▶ _EXTRACTED MATERIAL_:
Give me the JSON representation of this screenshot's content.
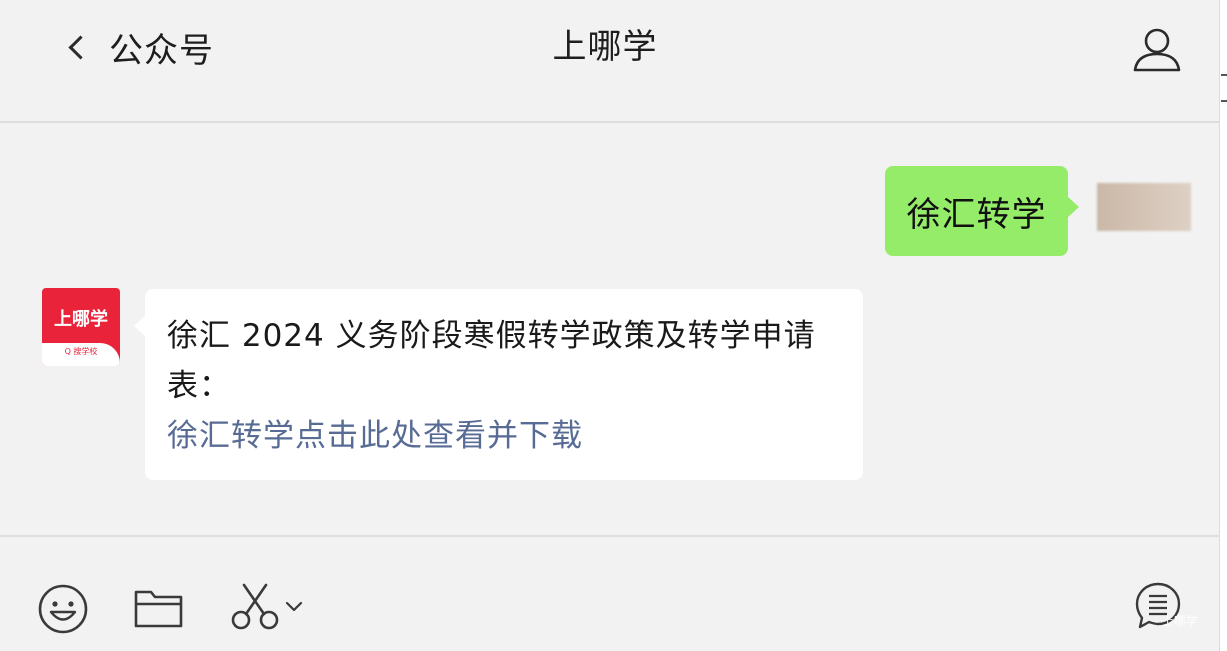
{
  "header": {
    "back_label": "公众号",
    "title": "上哪学"
  },
  "messages": {
    "outgoing": {
      "text": "徐汇转学"
    },
    "incoming": {
      "sender_logo_text": "上哪学",
      "sender_logo_subtext": "Q 搜学校",
      "text": "徐汇 2024 义务阶段寒假转学政策及转学申请表：",
      "link_text": "徐汇转学点击此处查看并下载"
    }
  },
  "watermark": "上哪学",
  "colors": {
    "outgoing_bubble": "#95ec69",
    "incoming_bubble": "#ffffff",
    "link": "#576b95",
    "brand": "#e8233a",
    "background": "#f2f2f2"
  },
  "toolbar": {
    "icons": [
      "emoji-icon",
      "folder-icon",
      "scissors-icon",
      "chevron-down-icon",
      "chat-history-icon"
    ]
  }
}
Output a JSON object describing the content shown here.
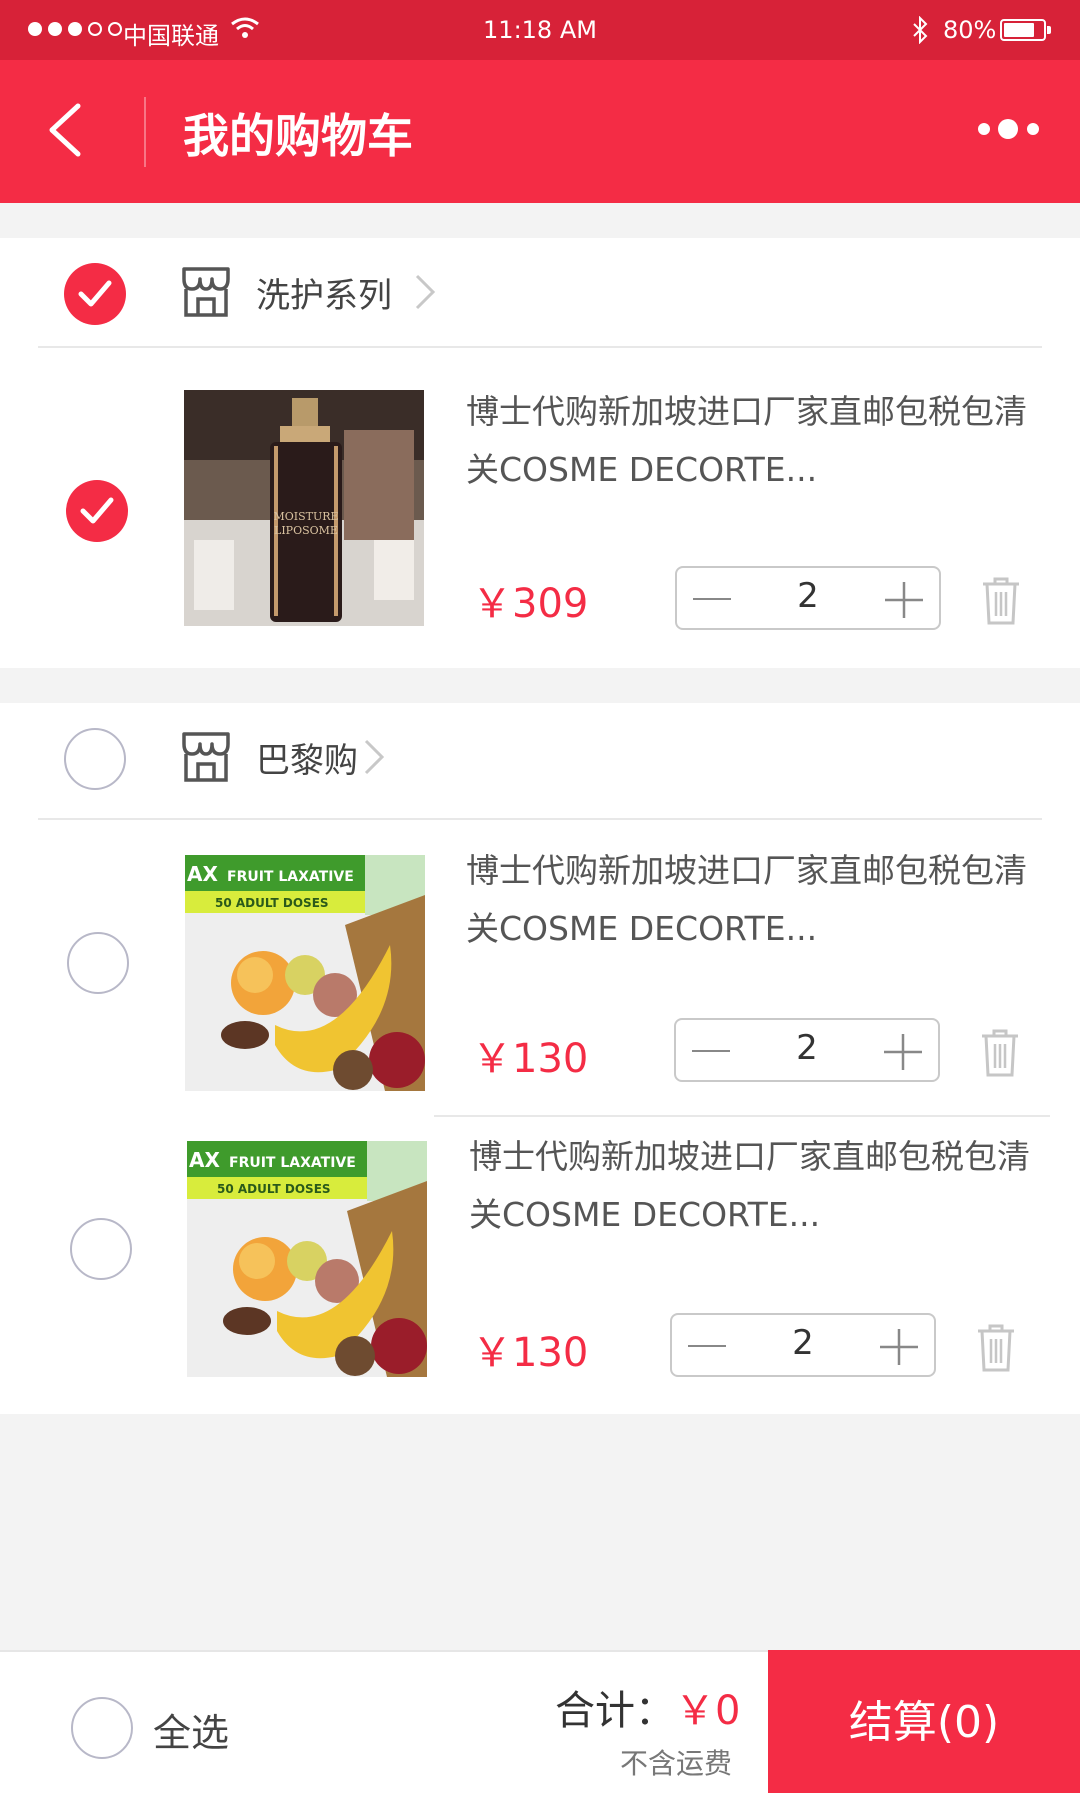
{
  "status_bar": {
    "carrier": "中国联通",
    "time": "11:18 AM",
    "battery": "80%",
    "battery_level": 0.8
  },
  "header": {
    "title": "我的购物车"
  },
  "groups": [
    {
      "shop_name": "洗护系列",
      "checked": true,
      "items": [
        {
          "name": "博士代购新加坡进口厂家直邮包税包清关COSME DECORTE...",
          "price": "￥309",
          "qty": "2",
          "checked": true,
          "image": "cosme-decorte-moisture-liposome"
        }
      ]
    },
    {
      "shop_name": "巴黎购",
      "checked": false,
      "items": [
        {
          "name": "博士代购新加坡进口厂家直邮包税包清关COSME DECORTE...",
          "price": "￥130",
          "qty": "2",
          "checked": false,
          "image": "fruit-laxative-box"
        },
        {
          "name": "博士代购新加坡进口厂家直邮包税包清关COSME DECORTE...",
          "price": "￥130",
          "qty": "2",
          "checked": false,
          "image": "fruit-laxative-box"
        }
      ]
    }
  ],
  "image_text": {
    "bottle_line1": "MOISTURE",
    "bottle_line2": "LIPOSOME",
    "laxative_title": "FRUIT LAXATIVE",
    "laxative_title_prefix": "AX",
    "laxative_doses": "50 ADULT DOSES"
  },
  "bottom_bar": {
    "select_all": "全选",
    "total_label": "合计：",
    "total_value": "￥0",
    "shipping_note": "不含运费",
    "checkout_label": "结算(0)"
  },
  "colors": {
    "status_bar": "#d72238",
    "brand": "#f42c45",
    "background": "#f3f3f3"
  },
  "icons": [
    "back-arrow-icon",
    "more-icon",
    "store-icon",
    "chevron-right-icon",
    "check-icon",
    "minus-icon",
    "plus-icon",
    "trash-icon",
    "wifi-icon",
    "bluetooth-icon",
    "battery-icon"
  ]
}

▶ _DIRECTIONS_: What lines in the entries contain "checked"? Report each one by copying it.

▶ _TASK RESULT_:
      "checked": true,
          "checked": true,
      "checked": false,
          "checked": false,
          "checked": false,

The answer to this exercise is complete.